\”The study findings suggest that families who experience homelessness can successfully use and retain housing vouchers, and that by doing so families experience significant benefits in a number of important domains. Importantly, the study also demonstrates a compelling set of positive outcomes that directly benefit the children in families offered a long-term rent subsidy, including reductions in child separations (observed at 20 months); psychological distress of the family head (observed at both time points); economic stress (observed at both time points); intimate partner violence (observed at both time points); school mobility (observed at both time points); behavior problems and sleep problems of children (observed at 37 months); and food insecurity (observed at both time points). … The striking impacts … provide support for the view that, for most families, homelessness is a housing affordability problem that can be remedied with long-term housing subsidies without specialized services.\”
Some caveats are in order.
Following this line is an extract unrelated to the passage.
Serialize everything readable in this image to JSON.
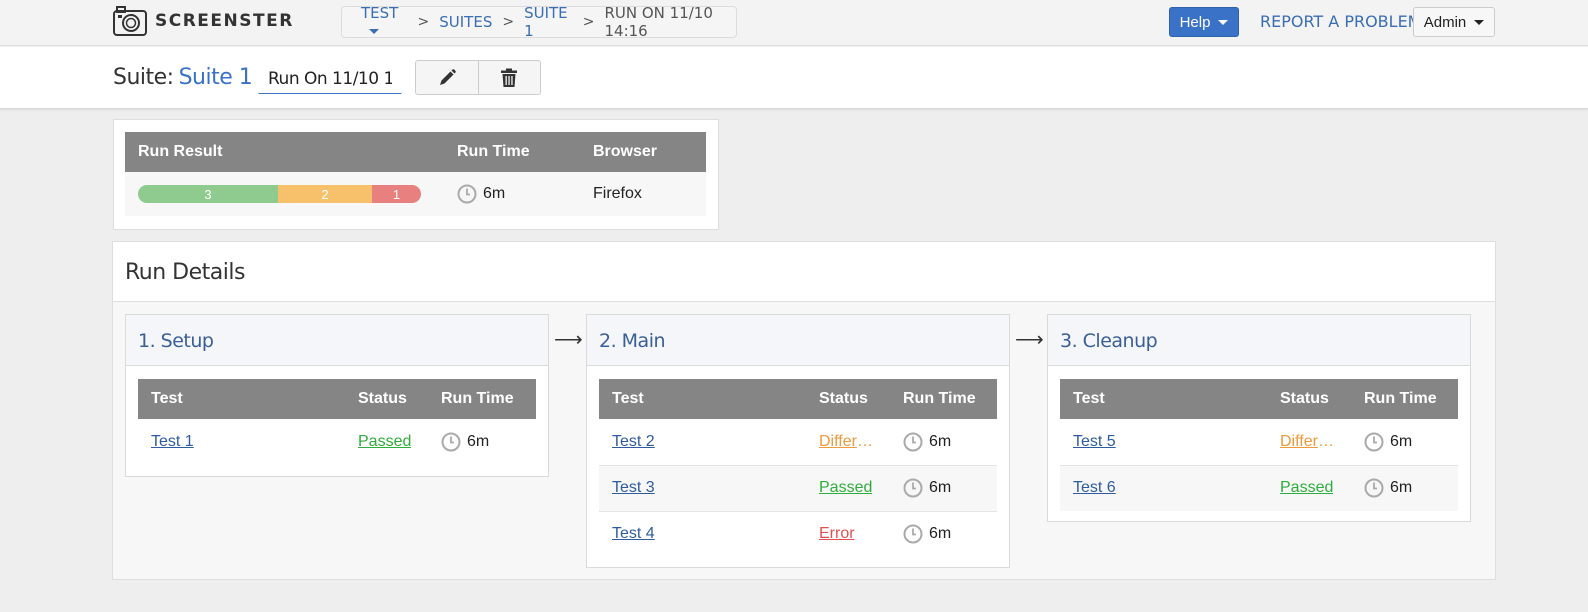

This study is focused on homeless families with children, not on homelessness affecting single adults. I am not aware of a specific cost-benefit study of these results, comparing how much the long-term rent subsidies cost, compared both with the level of public services typically used by families in homelessness and the additional benefits of this approach. But the evidence certainly suggests that it would make sense to transfer some of the current resources being used to assist homeless families into straightforward rent subsidies.
For some earlier discussions of homelessness on this blog, see
- \”A Decline in Homelessness\” (December 10, 2013)
- \”Homelessness in America: A Slow Decline\” (December 4, 2015)